The King rises on November 21 as Elvis Presley: The Ed Sullivan Shows dances it's way to DVD!
CLICK HERE to enter our contest!
Related: GIVEAWAY: Win Selma on Blu-ray
Image Entertainment, Inc., a leading independent licensee, producer and distributor of home entertainment programming in North America, celebrates the legend of ELVIS PRESLEY with the first-ever DVD release of the undisputed king of rock 'n' roll's historic earth-shattering performances in Elvis Presley: The Ed Sullivan Shows. This 3-disc special edition DVD set will debut November 21. Produced by Grammy and Emmy-award winning producer Andrew Solt (Imagine: John Lennon, This Is Elvis, The History of Rock 'n' Roll, Heroes of Rock 'n' Roll), the DVD consists of the three complete Ed Sullivan Shows on which Elvis made rock 'n' roll and TV history.
Elvis first appeared on the show September 9, 1956 and sent shockwaves through a repressed post-war America -- effectively opening a generational rift between parents and their children -- with his soulful singing, sexual hip gyrations and raw rock 'n' roll energy. Elvis attracted a record-breaking audience of over 72 million people -- more than 80% of the television-viewing audience -- which equaled one of every third man, woman and child in the U.S. at that time. Viewing Elvis Presley's three appearances on the Ed Sullivan Show in their entirety frames the context of the country's appetite for entertainment in 1956. By glimpsing this time capsule Elvis's raw, confident and casual performances illustrates why he was so charismatic and how he captured the imagination of the world.
On his first Sullivan appearance, Elvis performed from CBS Television City in Hollywood while he was on the West Coast shooting his first feature film Love Me Tender. Although the movie was two months away from release and the single was not available in stores, Elvis debuted the song "Love Me Tender" that night on the show; he followed it up with "Don't Be Cruel" (with the Jordanaires), "Ready Teddy" and "Hound Dog." Elvis returned on October 28, 1956 this time in New York, triggering ecstatic screams from the largely teen audience while performing his current hits "Don't Be Cruel," "Love Me Tender" and "Hound Dog."

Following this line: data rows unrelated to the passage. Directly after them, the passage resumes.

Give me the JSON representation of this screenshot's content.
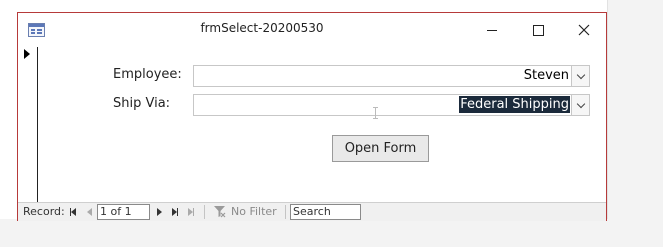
{
  "window": {
    "title": "frmSelect-20200530"
  },
  "form": {
    "employee_label": "Employee:",
    "employee_value": "Steven",
    "ship_via_label": "Ship Via:",
    "ship_via_value": "Federal Shipping",
    "open_form_label": "Open Form"
  },
  "navigation": {
    "record_label": "Record:",
    "record_position": "1 of 1",
    "filter_status": "No Filter",
    "search_placeholder": "Search"
  },
  "colors": {
    "window_border": "#b63a3a",
    "selection_bg": "#1b2a3b"
  }
}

This time around, he added Lieber & Stoller's "Love Me" to his playlist. Elvis's inspired performances as well as his growing reputation for hip shaking and sensual gyrations convinced CBS's censors that the Ed Sullivan Show should film him only above the waist during his third and final appearance on January 6, 1957. On this final Sullivan show, Elvis performed "Hound Dog," "Heartbreak Hotel," "Love Me Tender," "Don't Be Cruel," "Too Much," "When My Blue Moon Turns To Gold Again" and "Peace In The Valley." After the show went off without incident, Ed Sullivan proclaimed him, "A real decent fine boy." Sullivan, in his inimitable style, further thanked Elvis by adding, "We've never had a pleasanter experience on our show with a big name than we've had with you ... You're thoroughly all right." This was the last time Elvis would appear live on American television.
Since the DVD features the three Sullivan shows in their entirety, there are other historic variety show appearances by guests such as Carol Burnett, novelty artist Senor Wences, various Broadway stars, athletes such as boxer Sugar Ray Robinson, tennis great Don Budge, baseball legend Jackie Robinson and numerous comedians. Each of the three shows run about one hour and all include the original commercials, which aired as part of the show's live broadcast.
- Rare color 8mm home movie shot in 1955 which is the first-ever recorded footage of a very young Elvis (age 20) who was not yet managed by Col. Tom Parker
- Special Elvis moments including an appearance by comedian John Byner
- Home movies of Elvis and Priscilla with some of the earliest shots of their daughter Lisa Marie. Interviews and reminiscing with legendary producer Sam Phillips of Sun Records, Gordon Stoker of the Jordanaires, Marlo Lewis, producer of these three historic Ed Sullivan Shows, renowned television host Wink Martindale; High School buddy and Memphis DJ George Klein and Elvis's close friend and Memphis Mafia member Jerry Schilling, author of Me And A Guy Named Elvis
- Collectible booklet about Elvis on Sullivan featuring liner-notes written by pre-eminent rock scribe, Greil Marcus.
- Audio: Re-mastered Dolby Digital 5.1 as well as the original mono soundtrack